Addressing antimicrobial resistance by improving access and quality of care - a review of the literature from East Africa

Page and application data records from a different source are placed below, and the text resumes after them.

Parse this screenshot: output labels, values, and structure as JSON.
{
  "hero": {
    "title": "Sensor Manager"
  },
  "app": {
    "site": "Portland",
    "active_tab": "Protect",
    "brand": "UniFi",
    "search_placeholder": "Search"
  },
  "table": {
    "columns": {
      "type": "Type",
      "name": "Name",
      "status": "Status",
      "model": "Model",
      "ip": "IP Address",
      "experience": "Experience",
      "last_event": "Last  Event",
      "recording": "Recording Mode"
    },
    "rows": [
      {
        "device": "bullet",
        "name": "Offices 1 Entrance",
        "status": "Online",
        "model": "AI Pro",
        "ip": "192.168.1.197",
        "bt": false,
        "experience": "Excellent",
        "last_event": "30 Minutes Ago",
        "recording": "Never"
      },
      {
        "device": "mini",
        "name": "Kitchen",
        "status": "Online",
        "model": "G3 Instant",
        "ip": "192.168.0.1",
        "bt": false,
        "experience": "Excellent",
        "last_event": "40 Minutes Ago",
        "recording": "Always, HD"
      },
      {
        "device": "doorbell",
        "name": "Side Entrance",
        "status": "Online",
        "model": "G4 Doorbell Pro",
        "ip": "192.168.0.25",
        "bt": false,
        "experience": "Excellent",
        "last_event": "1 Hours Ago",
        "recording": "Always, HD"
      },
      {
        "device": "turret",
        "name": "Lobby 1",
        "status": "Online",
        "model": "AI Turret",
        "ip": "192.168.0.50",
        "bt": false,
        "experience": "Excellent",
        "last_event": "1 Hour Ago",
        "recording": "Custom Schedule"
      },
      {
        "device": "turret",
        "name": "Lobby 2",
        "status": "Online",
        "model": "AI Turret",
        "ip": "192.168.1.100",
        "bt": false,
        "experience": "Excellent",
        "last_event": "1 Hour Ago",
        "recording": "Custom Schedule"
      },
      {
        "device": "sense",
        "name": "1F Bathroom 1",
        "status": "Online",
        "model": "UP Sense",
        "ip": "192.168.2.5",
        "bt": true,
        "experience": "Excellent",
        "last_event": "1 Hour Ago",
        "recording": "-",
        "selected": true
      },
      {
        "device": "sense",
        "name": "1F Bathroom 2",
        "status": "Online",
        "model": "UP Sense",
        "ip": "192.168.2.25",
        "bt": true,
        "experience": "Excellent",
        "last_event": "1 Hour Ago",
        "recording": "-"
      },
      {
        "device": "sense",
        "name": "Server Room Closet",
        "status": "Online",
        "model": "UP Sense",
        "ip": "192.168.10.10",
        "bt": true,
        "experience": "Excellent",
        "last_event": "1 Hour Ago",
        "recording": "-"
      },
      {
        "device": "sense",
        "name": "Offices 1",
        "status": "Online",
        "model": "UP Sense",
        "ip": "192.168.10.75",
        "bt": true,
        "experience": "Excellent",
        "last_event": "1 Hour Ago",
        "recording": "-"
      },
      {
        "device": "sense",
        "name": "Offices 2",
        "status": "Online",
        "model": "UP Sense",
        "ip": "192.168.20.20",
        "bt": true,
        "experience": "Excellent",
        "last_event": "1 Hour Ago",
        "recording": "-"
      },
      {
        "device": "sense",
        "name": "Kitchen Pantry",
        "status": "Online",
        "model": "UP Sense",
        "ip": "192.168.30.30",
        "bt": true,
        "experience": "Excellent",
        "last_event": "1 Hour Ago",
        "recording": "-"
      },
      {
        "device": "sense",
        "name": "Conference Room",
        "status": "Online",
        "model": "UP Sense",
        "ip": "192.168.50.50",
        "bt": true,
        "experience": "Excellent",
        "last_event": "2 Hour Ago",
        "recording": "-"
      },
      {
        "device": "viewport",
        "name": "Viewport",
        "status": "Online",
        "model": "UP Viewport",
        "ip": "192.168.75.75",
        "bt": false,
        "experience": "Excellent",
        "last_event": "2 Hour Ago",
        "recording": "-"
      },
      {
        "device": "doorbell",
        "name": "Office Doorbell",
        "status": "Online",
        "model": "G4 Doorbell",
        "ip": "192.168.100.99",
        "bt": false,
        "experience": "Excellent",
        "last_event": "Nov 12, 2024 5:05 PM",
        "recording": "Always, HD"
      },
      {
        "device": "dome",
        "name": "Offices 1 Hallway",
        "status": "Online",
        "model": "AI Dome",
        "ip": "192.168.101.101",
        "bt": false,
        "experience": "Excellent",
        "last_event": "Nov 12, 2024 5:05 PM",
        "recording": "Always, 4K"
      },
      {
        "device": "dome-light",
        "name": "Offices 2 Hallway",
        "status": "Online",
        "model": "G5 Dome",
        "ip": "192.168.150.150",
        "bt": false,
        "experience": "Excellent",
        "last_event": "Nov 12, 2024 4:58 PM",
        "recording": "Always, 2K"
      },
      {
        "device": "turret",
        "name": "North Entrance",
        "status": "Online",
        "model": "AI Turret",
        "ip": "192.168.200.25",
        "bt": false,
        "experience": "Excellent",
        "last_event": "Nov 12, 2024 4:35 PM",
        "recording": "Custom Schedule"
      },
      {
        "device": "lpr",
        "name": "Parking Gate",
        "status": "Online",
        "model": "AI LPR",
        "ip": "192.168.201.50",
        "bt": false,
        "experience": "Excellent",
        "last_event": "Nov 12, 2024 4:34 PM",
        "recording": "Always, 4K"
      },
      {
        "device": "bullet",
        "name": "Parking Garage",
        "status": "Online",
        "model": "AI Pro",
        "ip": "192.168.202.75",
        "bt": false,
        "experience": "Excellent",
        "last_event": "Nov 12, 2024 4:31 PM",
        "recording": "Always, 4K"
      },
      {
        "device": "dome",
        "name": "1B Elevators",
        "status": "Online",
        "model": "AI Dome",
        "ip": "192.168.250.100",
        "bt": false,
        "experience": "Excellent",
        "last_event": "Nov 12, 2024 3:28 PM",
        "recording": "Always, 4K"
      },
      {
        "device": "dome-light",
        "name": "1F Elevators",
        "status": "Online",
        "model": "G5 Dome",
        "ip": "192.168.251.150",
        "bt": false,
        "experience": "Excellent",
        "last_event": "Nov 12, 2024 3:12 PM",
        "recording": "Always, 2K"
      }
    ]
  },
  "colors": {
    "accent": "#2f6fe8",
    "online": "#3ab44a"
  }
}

Universal access to healthcare, including quality medicines, is a fundamental human right but is still out of reach for many in low- and middle-income countries (LMICs). An existing framework capturing variability of access to healthcare in low-resource settings includes the 5 dimensions: availability, accessibility, affordability, adequacy, and acceptability. This framework encompasses key components, including health infrastructure and means to access it as well as service organisation, costs, and factors that influence users' satisfaction. However, in reality, the effectiveness of accessed healthcare is measured by the likelihood of a positive outcome. We therefore propose an expansion of this framework to include an additional dimension, "aspects of quality," incorporating quality, which critically influences the ability of the accessed services to generate optimal health outcomes. Within this framework, we explore literature from East Africa likely relevant to a range of LMIC contexts, mainly focusing on the provision of widely used antimicrobials such as antimalarials and antibiotics. We argue that major inadequacies exist across all 6 dimensions of access and quality of drugs and their provision. While the global focus is on curbing excessive antimicrobial use to tackle the antimicrobial resistance (AMR) crisis, major constraints around access shape patients' health-seeking decisions leading to potentially problematic practices that might exacerbate the AMR problem. We advocate for a holistic approach to tackling these inadequacies, encompassing all dimensions of access and quality of healthcare in order to improve health outcomes while simultaneously counteracting the AMR crisis.